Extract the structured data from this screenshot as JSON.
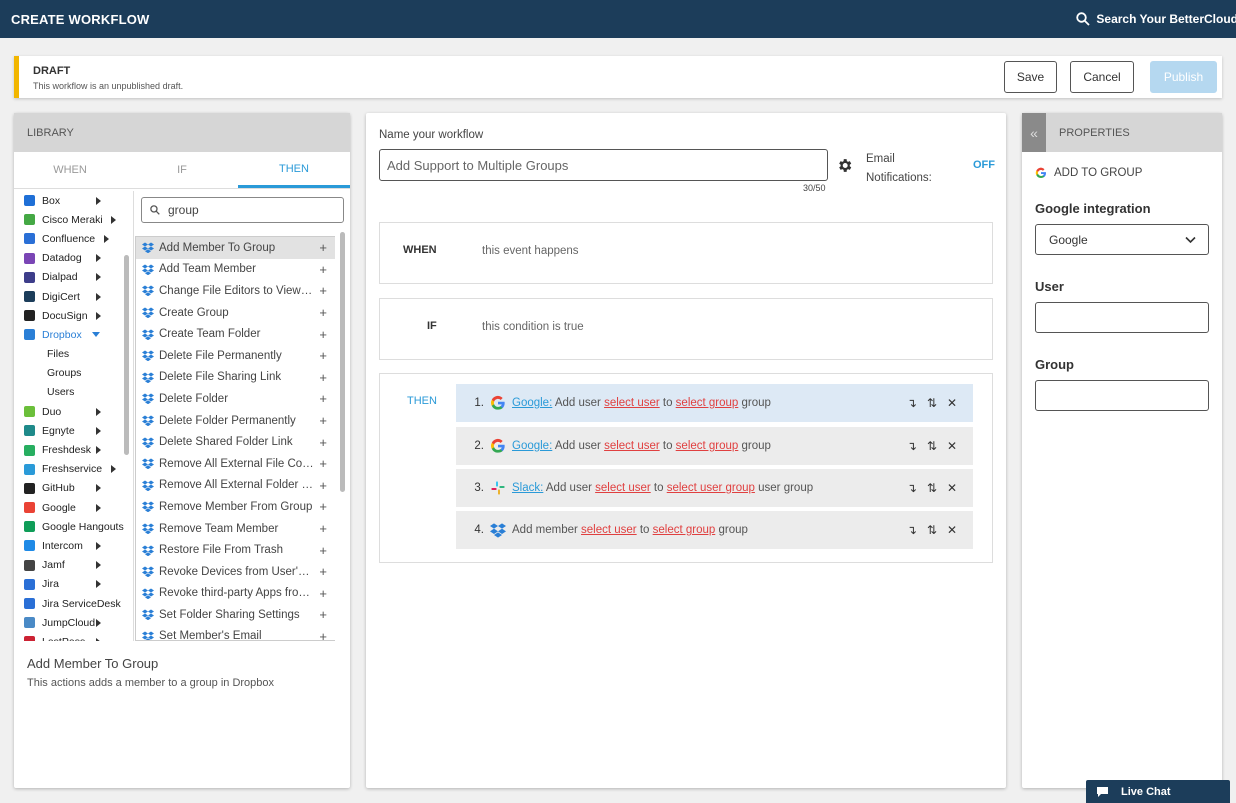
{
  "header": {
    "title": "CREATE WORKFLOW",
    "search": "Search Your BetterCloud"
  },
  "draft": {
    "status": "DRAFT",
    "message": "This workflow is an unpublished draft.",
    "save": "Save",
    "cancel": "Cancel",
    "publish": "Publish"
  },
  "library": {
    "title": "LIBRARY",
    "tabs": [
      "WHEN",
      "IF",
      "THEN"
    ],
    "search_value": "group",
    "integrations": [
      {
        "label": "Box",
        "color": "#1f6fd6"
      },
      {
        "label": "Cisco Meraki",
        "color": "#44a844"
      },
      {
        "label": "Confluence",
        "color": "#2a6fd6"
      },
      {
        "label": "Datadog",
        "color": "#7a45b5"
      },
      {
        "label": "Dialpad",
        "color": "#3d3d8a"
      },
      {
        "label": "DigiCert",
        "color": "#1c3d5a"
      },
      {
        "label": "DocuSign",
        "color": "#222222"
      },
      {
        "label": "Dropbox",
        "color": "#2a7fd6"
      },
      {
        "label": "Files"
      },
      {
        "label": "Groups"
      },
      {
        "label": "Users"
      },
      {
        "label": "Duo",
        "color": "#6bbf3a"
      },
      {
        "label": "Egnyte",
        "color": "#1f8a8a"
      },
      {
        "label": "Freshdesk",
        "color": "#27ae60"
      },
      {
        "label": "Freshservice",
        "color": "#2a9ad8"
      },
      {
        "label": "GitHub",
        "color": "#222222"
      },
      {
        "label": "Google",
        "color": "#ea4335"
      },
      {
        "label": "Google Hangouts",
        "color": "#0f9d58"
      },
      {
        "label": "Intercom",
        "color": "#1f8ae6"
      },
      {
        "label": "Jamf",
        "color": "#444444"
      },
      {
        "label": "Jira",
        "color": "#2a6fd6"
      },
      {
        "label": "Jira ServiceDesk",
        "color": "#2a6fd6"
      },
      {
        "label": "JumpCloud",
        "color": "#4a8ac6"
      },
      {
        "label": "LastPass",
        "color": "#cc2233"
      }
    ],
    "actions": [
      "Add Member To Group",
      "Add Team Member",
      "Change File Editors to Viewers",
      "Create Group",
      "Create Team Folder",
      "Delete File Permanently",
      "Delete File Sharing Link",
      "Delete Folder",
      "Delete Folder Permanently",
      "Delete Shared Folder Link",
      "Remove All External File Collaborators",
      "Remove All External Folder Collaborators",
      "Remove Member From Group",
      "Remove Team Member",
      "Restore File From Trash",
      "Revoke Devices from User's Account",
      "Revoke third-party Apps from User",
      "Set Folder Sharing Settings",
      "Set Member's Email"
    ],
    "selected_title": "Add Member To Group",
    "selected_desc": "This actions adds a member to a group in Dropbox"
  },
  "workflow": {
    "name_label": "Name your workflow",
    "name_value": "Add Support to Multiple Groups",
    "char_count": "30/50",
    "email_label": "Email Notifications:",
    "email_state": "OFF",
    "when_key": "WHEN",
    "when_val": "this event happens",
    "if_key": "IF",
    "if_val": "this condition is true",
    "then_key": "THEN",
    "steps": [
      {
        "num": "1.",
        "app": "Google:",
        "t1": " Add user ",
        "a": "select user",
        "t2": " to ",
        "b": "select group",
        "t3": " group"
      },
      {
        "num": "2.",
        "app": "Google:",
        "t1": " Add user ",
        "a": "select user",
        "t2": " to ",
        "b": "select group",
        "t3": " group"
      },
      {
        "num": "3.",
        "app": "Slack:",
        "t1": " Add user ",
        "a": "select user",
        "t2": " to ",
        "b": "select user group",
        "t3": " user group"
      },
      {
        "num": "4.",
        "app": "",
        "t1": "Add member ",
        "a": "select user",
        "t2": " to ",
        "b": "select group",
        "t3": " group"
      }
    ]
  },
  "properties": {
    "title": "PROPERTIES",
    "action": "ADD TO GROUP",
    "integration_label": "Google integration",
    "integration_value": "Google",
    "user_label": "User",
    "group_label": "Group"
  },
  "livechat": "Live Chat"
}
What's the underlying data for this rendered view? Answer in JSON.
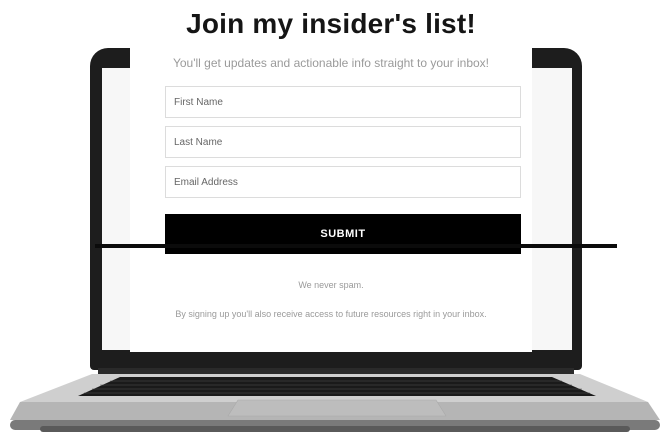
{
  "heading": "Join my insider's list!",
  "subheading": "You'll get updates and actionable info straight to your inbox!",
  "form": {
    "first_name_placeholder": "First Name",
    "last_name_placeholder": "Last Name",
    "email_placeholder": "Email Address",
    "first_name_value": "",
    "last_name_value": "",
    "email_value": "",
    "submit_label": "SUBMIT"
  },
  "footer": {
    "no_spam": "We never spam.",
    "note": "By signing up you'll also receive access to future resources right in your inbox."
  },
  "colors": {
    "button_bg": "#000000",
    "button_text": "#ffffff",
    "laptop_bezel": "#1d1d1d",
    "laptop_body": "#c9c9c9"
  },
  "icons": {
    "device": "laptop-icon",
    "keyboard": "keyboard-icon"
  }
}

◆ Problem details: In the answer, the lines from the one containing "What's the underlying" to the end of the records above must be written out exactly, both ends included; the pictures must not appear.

◆ Answer to this problem:
What's the underlying data for this rendered view? Answer in JSON.
{
  "heading": "Join my insider's list!",
  "subheading": "You'll get updates and actionable info straight to your inbox!",
  "form": {
    "first_name_placeholder": "First Name",
    "last_name_placeholder": "Last Name",
    "email_placeholder": "Email Address",
    "first_name_value": "",
    "last_name_value": "",
    "email_value": "",
    "submit_label": "SUBMIT"
  },
  "footer": {
    "no_spam": "We never spam.",
    "note": "By signing up you'll also receive access to future resources right in your inbox."
  },
  "colors": {
    "button_bg": "#000000",
    "button_text": "#ffffff",
    "laptop_bezel": "#1d1d1d",
    "laptop_body": "#c9c9c9"
  },
  "icons": {
    "device": "laptop-icon",
    "keyboard": "keyboard-icon"
  }
}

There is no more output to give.